It's Complicated (Dir: Nancy Meyers). Starring: Meryl Streep, Alec Baldwin, Steve Martin, John Krasinski, Lake Bell. Jane (Streep) and Jake (Baldwin) have been happily divorced for 10 years, an arrangement that has served them and their three grown children well. While in New York for their son's college graduation, the divorcees have a one-night stand, which blossoms into an exes-with-benefits deal. However, the passionate arrangement hits a snag when the unhappily remarried Jake develops real feelings for Jane just as she's dating the nice-guy architect (Martin) working on her house. Like her previous movies (Something's Gotta Give, The Holiday), Meyers has a knack for breezy dialogue and getting charming performances from her leads. And like her previous movies, Meyers' insistence on setting them in luxurious locations and giving her heroines ridiculous occupations—Jane owns the kind of gourmet bakery that sells $8 muffins to a willing public—belittles the message of strength that she's espousing to a graying sisterhood, most of whom are battling problems in houses far smaller than Jane's garish addition. By portraying real problems in a fantasyland farce, Meyers has brought baby boomer problems to the masses. That's admirable, but her cutesy, compromising style casts a pall over the entire film. [R] **

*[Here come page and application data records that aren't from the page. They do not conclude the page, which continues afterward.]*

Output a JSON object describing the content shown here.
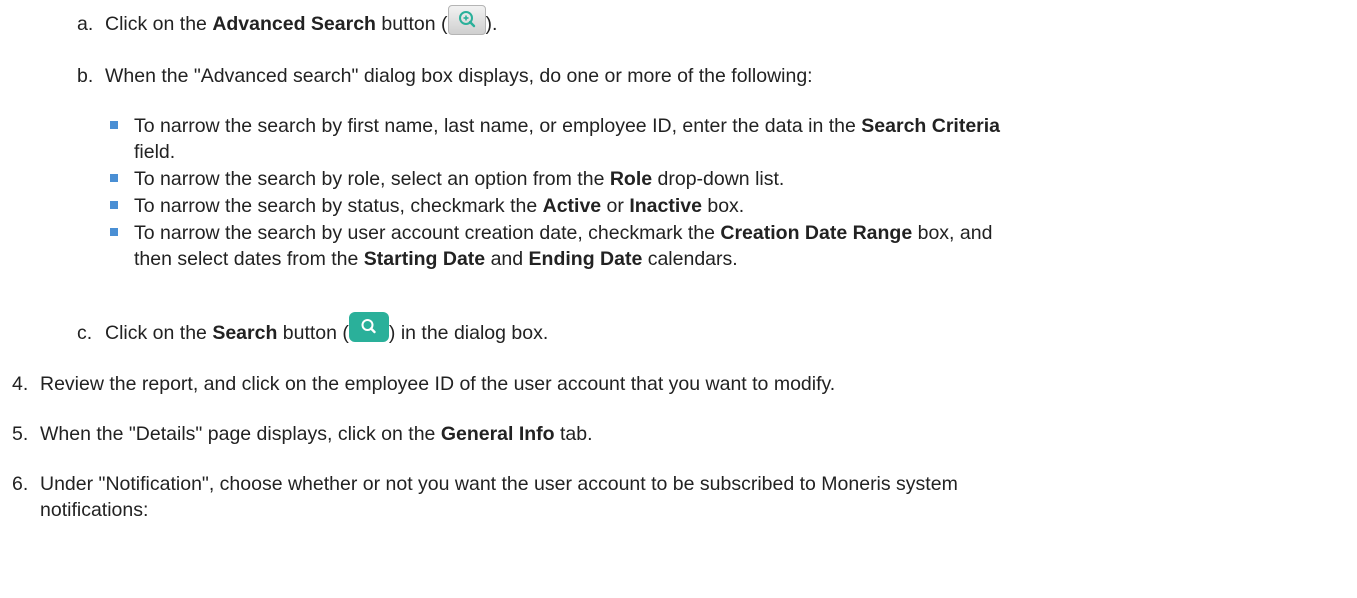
{
  "colors": {
    "bullet": "#4a8fd4",
    "search_button": "#2ab09a",
    "text": "#222222"
  },
  "steps": {
    "a": {
      "marker": "a.",
      "t1": "Click on the ",
      "b1": "Advanced Search",
      "t2": " button (",
      "icon": "advanced-search-icon",
      "t3": ")."
    },
    "b": {
      "marker": "b.",
      "t1": "When the \"Advanced search\" dialog box displays, do one or more of the following:"
    },
    "bullets": [
      {
        "l1_t1": "To narrow the search by first name, last name, or employee ID, enter the data in the ",
        "l1_b1": "Search Criteria",
        "l2_t1": "field."
      },
      {
        "t1": "To narrow the search by role, select an option from the ",
        "b1": "Role",
        "t2": " drop-down list."
      },
      {
        "t1": "To narrow the search by status, checkmark the ",
        "b1": "Active",
        "t2": " or ",
        "b2": "Inactive",
        "t3": " box."
      },
      {
        "l1_t1": "To narrow the search by user account creation date, checkmark the ",
        "l1_b1": "Creation Date Range",
        "l1_t2": " box, and",
        "l2_t1": "then select dates from the ",
        "l2_b1": "Starting Date",
        "l2_t2": " and ",
        "l2_b2": "Ending Date",
        "l2_t3": " calendars."
      }
    ],
    "c": {
      "marker": "c.",
      "t1": "Click on the ",
      "b1": "Search",
      "t2": " button (",
      "icon": "search-icon",
      "t3": ") in the dialog box."
    },
    "s4": {
      "marker": "4.",
      "t1": "Review the report, and click on the employee ID of the user account that you want to modify."
    },
    "s5": {
      "marker": "5.",
      "t1": "When the \"Details\" page displays, click on the ",
      "b1": "General Info",
      "t2": " tab."
    },
    "s6": {
      "marker": "6.",
      "l1": "Under \"Notification\", choose whether or not you want the user account to be subscribed to Moneris system",
      "l2": "notifications:"
    }
  }
}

The Blind Side (Dir: John Lee Hancock). Starring: Sandra Bullock, Tim McGraw, Quinton Aaron, Jae Head, Lily Collins, Kathy Bates. Before he made the NFL as a left tackle in 2009, Michael Oher essentially grew up homeless and forgotten in the nasty Memphis projects. Thanks to his huge size and freakish athletic ability, Oher got into a fancy private school as a teenager. But Oher (who is black) got a home, encouragement, and much-needed stability from the affluent (and white) Tuohy family, whose children attended the same school. Bullock plays Leigh Anne Tuohy, the indisputable head of the family, a feisty but loving steel magnolia who invites Oher (Aaron) into her home and shepherds him through the school's rigorous academics and to his eventual athletic success. Yes, the movie shamelessly guns for Oscar votes with its making-a-difference tone and dramatic showboating, but it works thanks to the gripping story and Bullock's spirited performance. The Blind Side is the kind of well-intentioned, morally superior fare you keep waiting to hate but never do. It entertains and uplifts you against your better judgment. [PG-13] ***

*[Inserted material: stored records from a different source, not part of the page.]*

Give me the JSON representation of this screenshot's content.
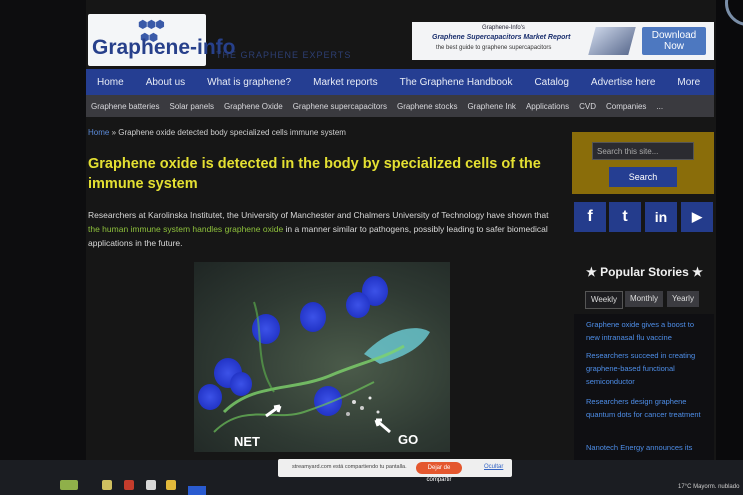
{
  "site": {
    "logo_text": "Graphene-info",
    "tagline": "THE GRAPHENE EXPERTS"
  },
  "ad": {
    "line1": "Graphene-Info's",
    "line2": "Graphene Supercapacitors Market Report",
    "line3": "the best guide to graphene supercapacitors",
    "cta": "Download Now"
  },
  "nav": [
    "Home",
    "About us",
    "What is graphene?",
    "Market reports",
    "The Graphene Handbook",
    "Catalog",
    "Advertise here",
    "More"
  ],
  "subnav": [
    "Graphene batteries",
    "Solar panels",
    "Graphene Oxide",
    "Graphene supercapacitors",
    "Graphene stocks",
    "Graphene Ink",
    "Applications",
    "CVD",
    "Companies",
    "..."
  ],
  "breadcrumb": {
    "home": "Home",
    "separator": " » ",
    "current": "Graphene oxide detected body specialized cells immune system"
  },
  "article": {
    "title": "Graphene oxide is detected in the body by specialized cells of the immune system",
    "body_1": "Researchers at Karolinska Institutet, the University of Manchester and Chalmers University of Technology have shown that ",
    "link_1": "the human immune system handles",
    "body_2": " ",
    "link_2": "graphene oxide",
    "body_3": " in a manner similar to pathogens, possibly leading to safer biomedical applications in the future.",
    "figure_label_1": "NET",
    "figure_label_2": "GO"
  },
  "sidebar": {
    "search_placeholder": "Search this site...",
    "search_button": "Search",
    "social": [
      "f",
      "t",
      "in",
      "▶"
    ],
    "popular_title": "★ Popular Stories ★",
    "tabs": [
      "Weekly",
      "Monthly",
      "Yearly"
    ],
    "stories": [
      "Graphene oxide gives a boost to new intranasal flu vaccine",
      "Researchers succeed in creating graphene-based functional semiconductor",
      "Researchers design graphene quantum dots for cancer treatment",
      "Nanotech Energy announces its"
    ]
  },
  "notification": {
    "message": "streamyard.com está compartiendo tu pantalla.",
    "stop": "Dejar de compartir",
    "hide": "Ocultar"
  },
  "tray": {
    "temp": "17°C",
    "weather": "Mayorm. nublado"
  },
  "colors": {
    "nav": "#253e92",
    "headline": "#e4e032",
    "link_green": "#8ec13c",
    "story_link": "#4e8ee8",
    "search_box": "#8a6d0a"
  }
}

The Road (Dir: Jon Hillcoat). Starring: Viggo Mortensen, Kodi Smit-McPhee, Charlize Theron, Robert Duvall, Guy Pearce. The world is dying, but not in an Al Gore, down-the-road kind of way. Fires and earthquakes are now part of the scenery. The land is barren and the skies are gray. With food scarce and survival paramount, packs of marauding, gun-toting cannibals hunt for fresh meat. Thrown into this awful new reality, a father (Mortensen) and son (Smit-McPhee) search for food, shelter, and a reason to continue. Adaptation of Cormac McCarthy's novel is relentless in its nervous misery, but hopeful in its lasting message. Equipped with a wild beard and gaunt frame, skeptical and world-weary, Mortensen is exceptional in the lead, matching the movie's stark visuals. Theron is very good as Mortensen's defeated wife, who we see in flashbacks. Two factors prevent the movie from being truly great, and why you probably haven't heard a ton about it: Mortensen's almost redundant narration and Smit-McPhee's performance, which is more whiny and needy than wide-eyed and terrified. [R] ***